◆ Action item: Work out how many lines of the records contain "UnitName". Answer with the number and nothing else.

+++ Listed records

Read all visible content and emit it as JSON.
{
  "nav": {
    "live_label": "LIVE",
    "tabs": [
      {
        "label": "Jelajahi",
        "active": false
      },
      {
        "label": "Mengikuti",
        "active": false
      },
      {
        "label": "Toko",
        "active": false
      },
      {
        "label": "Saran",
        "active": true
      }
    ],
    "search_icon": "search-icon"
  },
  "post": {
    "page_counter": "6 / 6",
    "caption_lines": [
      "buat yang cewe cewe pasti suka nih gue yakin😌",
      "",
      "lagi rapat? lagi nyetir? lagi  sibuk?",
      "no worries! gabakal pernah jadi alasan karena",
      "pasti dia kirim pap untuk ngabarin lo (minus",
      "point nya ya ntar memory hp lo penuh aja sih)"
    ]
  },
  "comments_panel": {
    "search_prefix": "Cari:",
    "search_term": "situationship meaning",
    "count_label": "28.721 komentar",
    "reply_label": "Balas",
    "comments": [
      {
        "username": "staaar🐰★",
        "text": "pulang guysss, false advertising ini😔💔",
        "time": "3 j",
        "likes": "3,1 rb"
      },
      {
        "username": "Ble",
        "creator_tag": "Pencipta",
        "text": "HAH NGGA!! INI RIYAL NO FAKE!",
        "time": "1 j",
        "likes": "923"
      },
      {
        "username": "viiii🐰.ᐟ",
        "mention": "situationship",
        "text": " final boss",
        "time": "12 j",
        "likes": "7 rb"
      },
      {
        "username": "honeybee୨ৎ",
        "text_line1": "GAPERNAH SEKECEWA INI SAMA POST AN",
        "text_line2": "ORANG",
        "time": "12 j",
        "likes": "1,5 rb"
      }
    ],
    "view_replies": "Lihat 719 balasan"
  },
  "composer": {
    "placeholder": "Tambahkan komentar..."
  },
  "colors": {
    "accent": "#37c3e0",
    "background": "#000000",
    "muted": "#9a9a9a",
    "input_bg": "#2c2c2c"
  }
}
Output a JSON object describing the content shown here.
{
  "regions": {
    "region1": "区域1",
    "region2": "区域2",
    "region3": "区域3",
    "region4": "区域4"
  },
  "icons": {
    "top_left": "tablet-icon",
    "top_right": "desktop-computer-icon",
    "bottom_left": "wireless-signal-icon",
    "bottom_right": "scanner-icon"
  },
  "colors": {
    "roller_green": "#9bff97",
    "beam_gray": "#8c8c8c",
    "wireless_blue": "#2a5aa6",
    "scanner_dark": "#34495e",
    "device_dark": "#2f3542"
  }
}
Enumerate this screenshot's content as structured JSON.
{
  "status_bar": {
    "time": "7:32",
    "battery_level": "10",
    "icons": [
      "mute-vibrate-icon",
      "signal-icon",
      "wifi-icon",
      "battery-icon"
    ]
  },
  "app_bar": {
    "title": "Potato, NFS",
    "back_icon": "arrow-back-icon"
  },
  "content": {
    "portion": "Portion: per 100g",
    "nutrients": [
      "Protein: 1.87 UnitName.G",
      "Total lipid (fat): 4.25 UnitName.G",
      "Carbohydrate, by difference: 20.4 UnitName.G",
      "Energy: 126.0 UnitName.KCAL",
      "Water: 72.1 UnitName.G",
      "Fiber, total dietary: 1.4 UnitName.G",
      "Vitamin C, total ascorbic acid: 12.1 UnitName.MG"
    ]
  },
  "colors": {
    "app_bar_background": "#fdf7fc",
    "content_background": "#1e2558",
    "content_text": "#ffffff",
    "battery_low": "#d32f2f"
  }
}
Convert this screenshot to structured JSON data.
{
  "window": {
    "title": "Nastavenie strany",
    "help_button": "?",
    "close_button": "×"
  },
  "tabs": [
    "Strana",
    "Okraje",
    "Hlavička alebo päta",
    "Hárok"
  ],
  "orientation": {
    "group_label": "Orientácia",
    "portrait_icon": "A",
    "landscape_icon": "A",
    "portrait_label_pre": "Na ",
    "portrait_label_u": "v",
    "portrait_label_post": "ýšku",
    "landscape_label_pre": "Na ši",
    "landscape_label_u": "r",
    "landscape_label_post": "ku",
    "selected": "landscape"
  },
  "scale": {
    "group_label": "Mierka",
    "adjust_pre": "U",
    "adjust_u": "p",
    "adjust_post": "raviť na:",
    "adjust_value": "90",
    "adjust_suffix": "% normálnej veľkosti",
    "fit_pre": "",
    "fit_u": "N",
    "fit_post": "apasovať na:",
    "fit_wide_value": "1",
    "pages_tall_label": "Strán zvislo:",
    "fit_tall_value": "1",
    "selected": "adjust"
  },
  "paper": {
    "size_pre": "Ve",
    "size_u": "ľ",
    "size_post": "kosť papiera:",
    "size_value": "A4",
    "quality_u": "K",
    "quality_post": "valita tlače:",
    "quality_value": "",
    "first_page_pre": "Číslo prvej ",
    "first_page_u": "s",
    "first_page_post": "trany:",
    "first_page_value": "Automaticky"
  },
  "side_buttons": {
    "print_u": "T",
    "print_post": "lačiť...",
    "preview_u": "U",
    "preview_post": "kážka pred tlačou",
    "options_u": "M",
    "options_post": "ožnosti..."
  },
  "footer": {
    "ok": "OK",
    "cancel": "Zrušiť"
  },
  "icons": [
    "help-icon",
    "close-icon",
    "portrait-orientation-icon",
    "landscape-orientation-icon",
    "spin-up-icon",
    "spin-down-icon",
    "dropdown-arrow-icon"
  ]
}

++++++

◆ Solved exercise: 7